GEORGIAN (1714 - 1837)
The Georgian Era was named for the English Kings George I, II, III and IV. Within the powerful nations of France and England, fine gemstone jewelry was worn only by the extremely wealthy, and the styles were regal and ornate. As imperialist war raged in the Americas, Caribbean, Australia, and beyond, the jewelry industry benefited: colored gems from all over the empire became newly available.
A mix of artistic influences from around Europe contributed to the feminine, glittering jewels of the era. Dense, ornate Baroque motifs from Italy showed up in Georgian jewelry, as did French Rococo’s undulating flora and fauna. Neoclassical style made use of Greek and Roman motifs, which were newly popular due to the recently uncovered ruins of Pompeii and Herculaneum.
Lapidary methods improved: the dome-shaped rose cut was popular, as was the “old mine cut”, a very early iteration of today’s round brilliant cut. The boat-shaped marquise diamond cut was developed around this time, supposedly to imitate the smile of Louis XV’s mistress, the marquise de Pompadour. Paste—an imitation gemstone made from leaded glass—was newly developed in the 18th century, and set into jewelry with the same creativity and care as its more precious counterparts.
Real and imitation gems were almost always set in closed-backed settings, lined on the underside with thin sheets of foil to enhance the color of the stone and highlight it's sparkle. This makes Georgian rings tough for modern women to wear, especially on an everyday basis: genteel, jewelry-owning ladies of the 18th century were not famous for working with their hands like we are.
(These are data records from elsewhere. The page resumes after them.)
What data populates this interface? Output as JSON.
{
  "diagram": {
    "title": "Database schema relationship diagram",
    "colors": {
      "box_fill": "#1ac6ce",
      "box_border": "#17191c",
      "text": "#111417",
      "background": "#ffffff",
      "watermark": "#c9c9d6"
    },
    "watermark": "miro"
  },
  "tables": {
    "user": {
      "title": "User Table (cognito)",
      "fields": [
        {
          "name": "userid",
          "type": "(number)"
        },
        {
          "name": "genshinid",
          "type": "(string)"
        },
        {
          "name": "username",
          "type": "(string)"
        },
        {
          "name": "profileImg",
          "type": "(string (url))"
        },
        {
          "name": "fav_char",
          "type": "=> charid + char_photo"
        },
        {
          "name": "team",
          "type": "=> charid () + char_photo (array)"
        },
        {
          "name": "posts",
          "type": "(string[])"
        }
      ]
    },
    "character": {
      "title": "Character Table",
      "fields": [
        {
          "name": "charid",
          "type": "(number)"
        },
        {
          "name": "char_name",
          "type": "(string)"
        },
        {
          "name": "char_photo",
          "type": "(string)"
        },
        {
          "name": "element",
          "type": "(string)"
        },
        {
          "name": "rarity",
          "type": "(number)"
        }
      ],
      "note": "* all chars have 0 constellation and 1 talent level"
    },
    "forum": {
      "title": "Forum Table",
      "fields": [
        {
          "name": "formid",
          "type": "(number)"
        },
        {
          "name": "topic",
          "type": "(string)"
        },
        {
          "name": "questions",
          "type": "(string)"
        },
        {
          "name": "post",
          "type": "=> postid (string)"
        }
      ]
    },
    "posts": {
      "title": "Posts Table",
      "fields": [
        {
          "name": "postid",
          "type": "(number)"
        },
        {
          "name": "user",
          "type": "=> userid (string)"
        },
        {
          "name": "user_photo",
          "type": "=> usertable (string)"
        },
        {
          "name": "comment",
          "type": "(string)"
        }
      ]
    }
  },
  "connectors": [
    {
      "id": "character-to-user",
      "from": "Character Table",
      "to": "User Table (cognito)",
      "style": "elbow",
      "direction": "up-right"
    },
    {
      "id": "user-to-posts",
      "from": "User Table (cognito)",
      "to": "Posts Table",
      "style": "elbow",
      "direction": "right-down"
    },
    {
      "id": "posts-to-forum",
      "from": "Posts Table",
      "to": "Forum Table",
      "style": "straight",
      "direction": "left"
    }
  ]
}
Nor did they wash their hands as much as we do. Water will virtually ruin a foiled setting, so take special care with your Georgian ring. Very little jewelry from this period is still in circulation, and it's very difficult to repair.